#13

You are still wrong.


#14

I don't like the idea of carte blanche prosecuting jurnalists either. However, while a free press is vital to a democratic republic such as ours, the press is not above the law either.

I think that if the press is violating any national security laws, then it should prosecuted like any other corporation or individual would in the same circumstance.


#15

Law professor Jonathan Adler and lawyer Michael Berry have a good article in The National Review that lays out the reasoning of what I said above -- it's not a good idea to prosecute journalists in leak cases for publishing classified info (if they refuse to reveal sources and get cited for contempt of court, that's a different argument):

http://article.nationalreview.com/?q=NGExODY2ODliYzExYjNmZjZjYjAyNTM3NTg1NmQ5ZWU=

Excerpt:

[i]Publishing classified information is not the same thing as stealing state secrets or spying for the enemy. There is a distinction between clamping down on government employees who leak sensitive national security information and targeting the reporters who publish those leaks. It is one thing to question the wisdom or propriety of publishing sensitive national-security information, or to allege media bias. But it is quite another to call for the criminal prosecution of journalists for reporting on matters of public concern, even when those matters implicate national security. Not every embarrassing or unfortunate disclosure is a criminal act.
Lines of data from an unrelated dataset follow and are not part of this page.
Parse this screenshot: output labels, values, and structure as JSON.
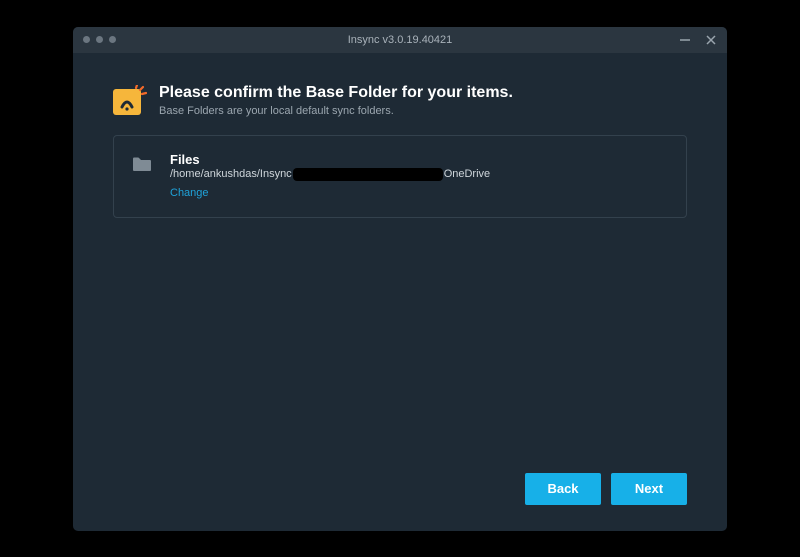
{
  "window": {
    "title": "Insync v3.0.19.40421"
  },
  "header": {
    "heading": "Please confirm the Base Folder for your items.",
    "subheading": "Base Folders are your local default sync folders."
  },
  "folder_card": {
    "title": "Files",
    "path_prefix": "/home/ankushdas/Insync",
    "path_suffix": "OneDrive",
    "change_label": "Change"
  },
  "footer": {
    "back_label": "Back",
    "next_label": "Next"
  },
  "colors": {
    "accent": "#17b0e8",
    "icon_yellow": "#f6b63b",
    "icon_orange": "#f46a2a",
    "bg": "#1e2a35"
  }
}
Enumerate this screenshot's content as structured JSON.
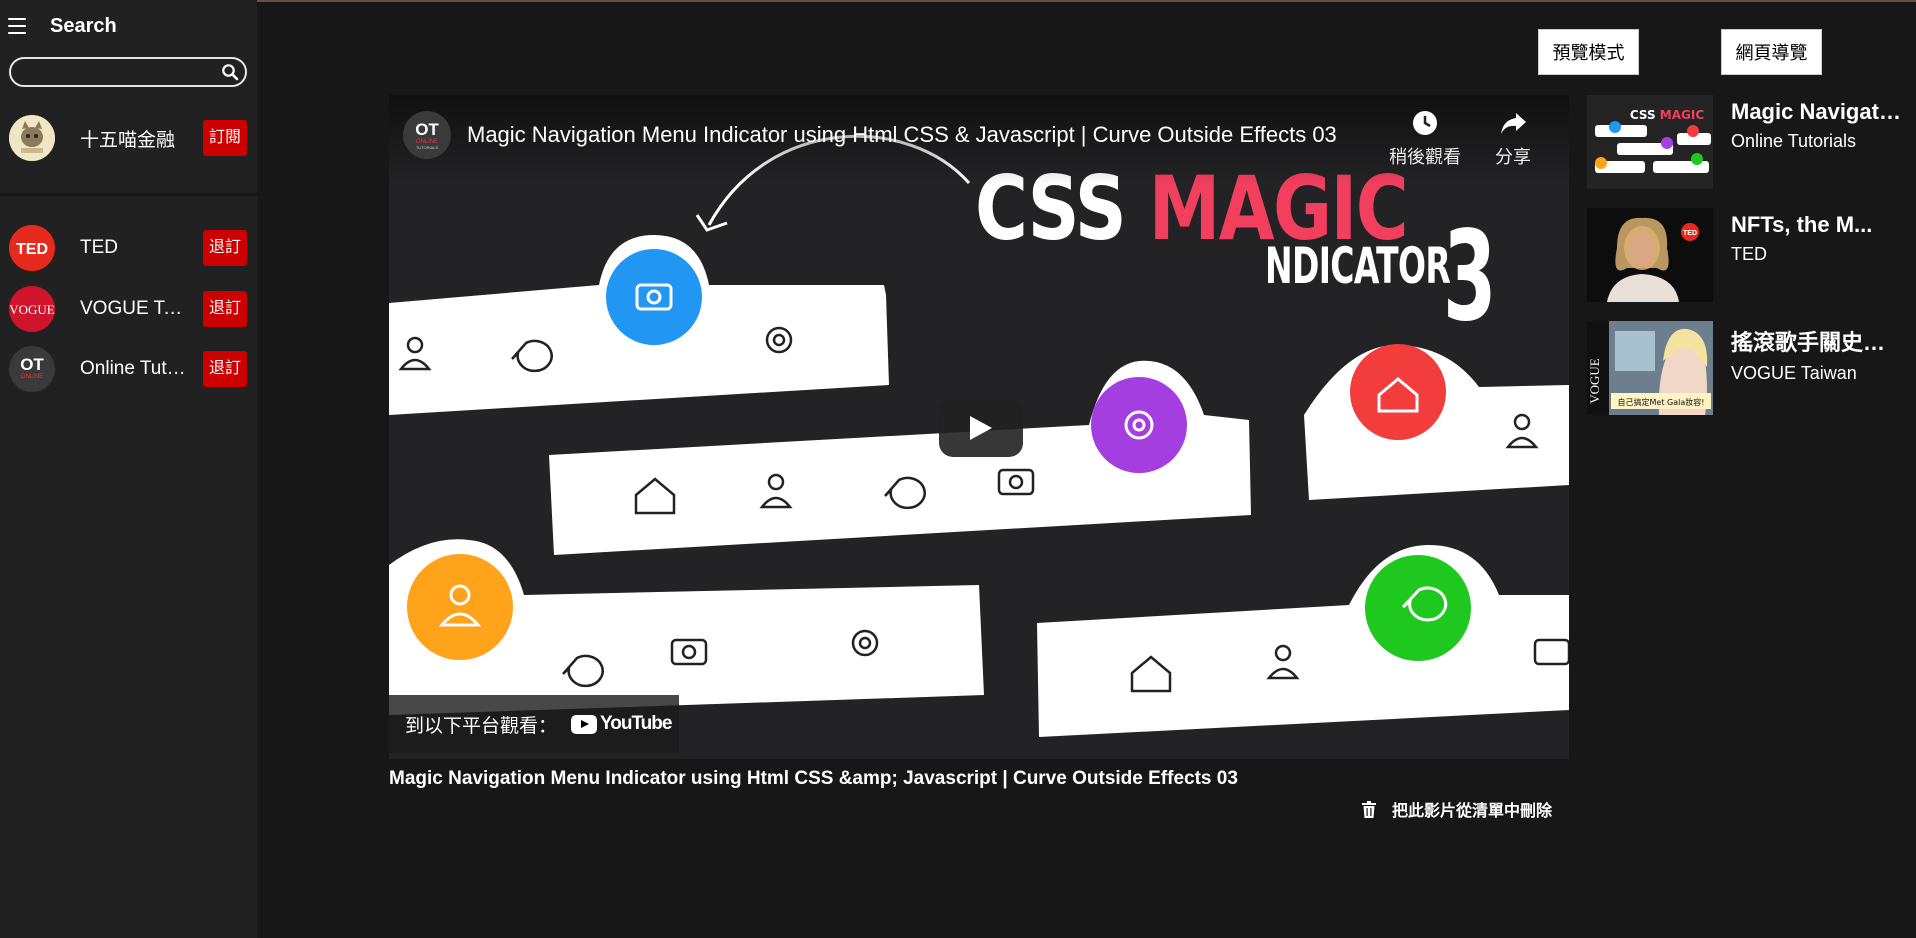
{
  "sidebar": {
    "title": "Search",
    "search": {
      "value": "",
      "placeholder": ""
    },
    "channels": [
      {
        "name": "十五喵金融",
        "button": "訂閱"
      },
      {
        "name": "TED",
        "button": "退訂"
      },
      {
        "name": "VOGUE Taiwan",
        "button": "退訂"
      },
      {
        "name": "Online Tutorials",
        "button": "退訂"
      }
    ]
  },
  "top_buttons": {
    "preview": "預覽模式",
    "navigation": "網頁導覽"
  },
  "player": {
    "title": "Magic Navigation Menu Indicator using Html CSS & Javascript | Curve Outside Effects 03",
    "channel_logo": {
      "line1": "OT",
      "line2": "ONLINE",
      "line3": "TUTORIALS"
    },
    "watch_later": "稍後觀看",
    "share": "分享",
    "thumb_text": {
      "css": "CSS",
      "magic": "MAGIC",
      "indicator": "NDICATOR",
      "number": "3"
    },
    "watch_on": "到以下平台觀看：",
    "youtube": "YouTube"
  },
  "caption": "Magic Navigation Menu Indicator using Html CSS &amp; Javascript | Curve Outside Effects 03",
  "remove_label": "把此影片從清單中刪除",
  "related": [
    {
      "title": "Magic Navigation Menu Indicator",
      "channel": "Online Tutorials"
    },
    {
      "title": "NFTs, the M...",
      "channel": "TED"
    },
    {
      "title": "搖滾歌手關史蒂芬妮",
      "channel": "VOGUE Taiwan",
      "thumb_text": "自己搞定Met Gala妝容!"
    }
  ],
  "colors": {
    "accent_red": "#cc0000",
    "magic_pink": "#f23f5e",
    "background": "#171717",
    "sidebar": "#212121"
  }
}
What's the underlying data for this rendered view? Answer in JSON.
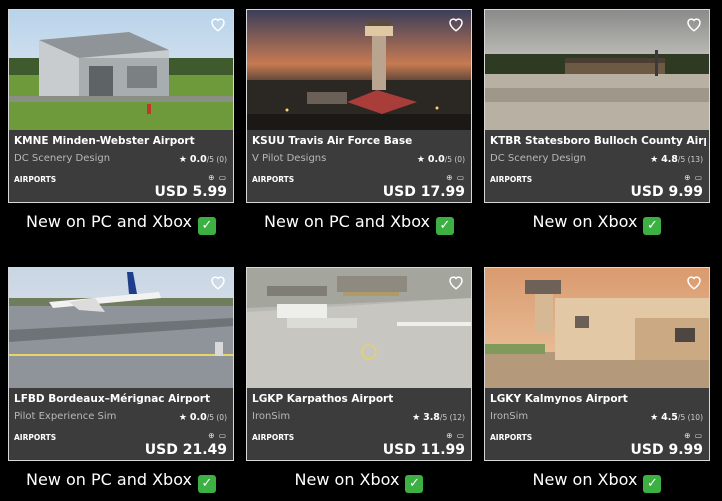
{
  "colors": {
    "check": "#3cb043",
    "card_bg": "#3c3c3c",
    "border": "#d8d8d8"
  },
  "cards": [
    {
      "name": "KMNE Minden-Webster Airport",
      "developer": "DC Scenery Design",
      "rating": "0.0",
      "rating_suffix": "/5 (0)",
      "category": "AIRPORTS",
      "platforms": "⊕ ▭",
      "price": "USD 5.99",
      "caption": "New on PC and Xbox",
      "check": "✓"
    },
    {
      "name": "KSUU Travis Air Force Base",
      "developer": "V Pilot Designs",
      "rating": "0.0",
      "rating_suffix": "/5 (0)",
      "category": "AIRPORTS",
      "platforms": "⊕ ▭",
      "price": "USD 17.99",
      "caption": "New on PC and Xbox",
      "check": "✓"
    },
    {
      "name": "KTBR Statesboro Bulloch County Airport",
      "developer": "DC Scenery Design",
      "rating": "4.8",
      "rating_suffix": "/5 (13)",
      "category": "AIRPORTS",
      "platforms": "⊕ ▭",
      "price": "USD 9.99",
      "caption": "New on Xbox",
      "check": "✓"
    },
    {
      "name": "LFBD Bordeaux–Mérignac Airport",
      "developer": "Pilot Experience Sim",
      "rating": "0.0",
      "rating_suffix": "/5 (0)",
      "category": "AIRPORTS",
      "platforms": "⊕ ▭",
      "price": "USD 21.49",
      "caption": "New on PC and Xbox",
      "check": "✓"
    },
    {
      "name": "LGKP Karpathos Airport",
      "developer": "IronSim",
      "rating": "3.8",
      "rating_suffix": "/5 (12)",
      "category": "AIRPORTS",
      "platforms": "⊕ ▭",
      "price": "USD 11.99",
      "caption": "New on Xbox",
      "check": "✓"
    },
    {
      "name": "LGKY Kalmynos Airport",
      "developer": "IronSim",
      "rating": "4.5",
      "rating_suffix": "/5 (10)",
      "category": "AIRPORTS",
      "platforms": "⊕ ▭",
      "price": "USD 9.99",
      "caption": "New on Xbox",
      "check": "✓"
    }
  ]
}
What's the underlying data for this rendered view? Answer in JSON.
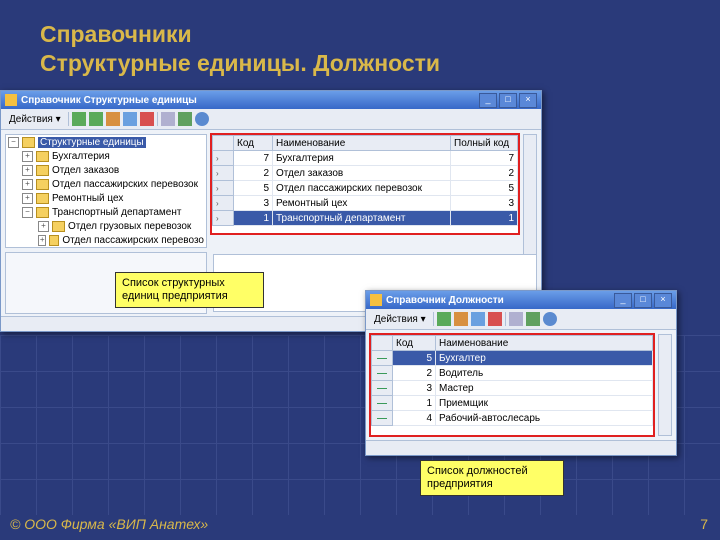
{
  "slide": {
    "title_line1": "Справочники",
    "title_line2": "Структурные единицы. Должности",
    "footer": "© ООО Фирма «ВИП Анатех»",
    "page": "7"
  },
  "callouts": {
    "c1": "Список структурных единиц предприятия",
    "c2": "Список должностей предприятия"
  },
  "win1": {
    "title": "Справочник Структурные единицы",
    "menu": "Действия ▾",
    "btn_min": "_",
    "btn_max": "□",
    "btn_close": "×",
    "tree": {
      "root": "Структурные единицы",
      "n1": "Бухгалтерия",
      "n2": "Отдел заказов",
      "n3": "Отдел пассажирских перевозок",
      "n4": "Ремонтный цех",
      "n5": "Транспортный департамент",
      "n5a": "Отдел грузовых перевозок",
      "n5b": "Отдел пассажирских перевозо"
    },
    "grid": {
      "h_code": "Код",
      "h_name": "Наименование",
      "h_full": "Полный код",
      "rows": [
        {
          "code": "7",
          "name": "Бухгалтерия",
          "full": "7"
        },
        {
          "code": "2",
          "name": "Отдел заказов",
          "full": "2"
        },
        {
          "code": "5",
          "name": "Отдел пассажирских перевозок",
          "full": "5"
        },
        {
          "code": "3",
          "name": "Ремонтный цех",
          "full": "3"
        },
        {
          "code": "1",
          "name": "Транспортный департамент",
          "full": "1"
        }
      ]
    }
  },
  "win2": {
    "title": "Справочник Должности",
    "menu": "Действия ▾",
    "btn_min": "_",
    "btn_max": "□",
    "btn_close": "×",
    "grid": {
      "h_code": "Код",
      "h_name": "Наименование",
      "rows": [
        {
          "code": "5",
          "name": "Бухгалтер"
        },
        {
          "code": "2",
          "name": "Водитель"
        },
        {
          "code": "3",
          "name": "Мастер"
        },
        {
          "code": "1",
          "name": "Приемщик"
        },
        {
          "code": "4",
          "name": "Рабочий-автослесарь"
        }
      ]
    }
  }
}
Sensitive information should be treated sensitively, even by journalists. Conservatives, however, should be wary of novel applications of vaguely worded criminal statutes, particularly in the face of clear constitutional text. If the Justice department were to go ahead and prosecute journalists for reporting on such information, it would unduly hamper press freedom and set a dangerous precedent that conservatives would come to regret.[/i]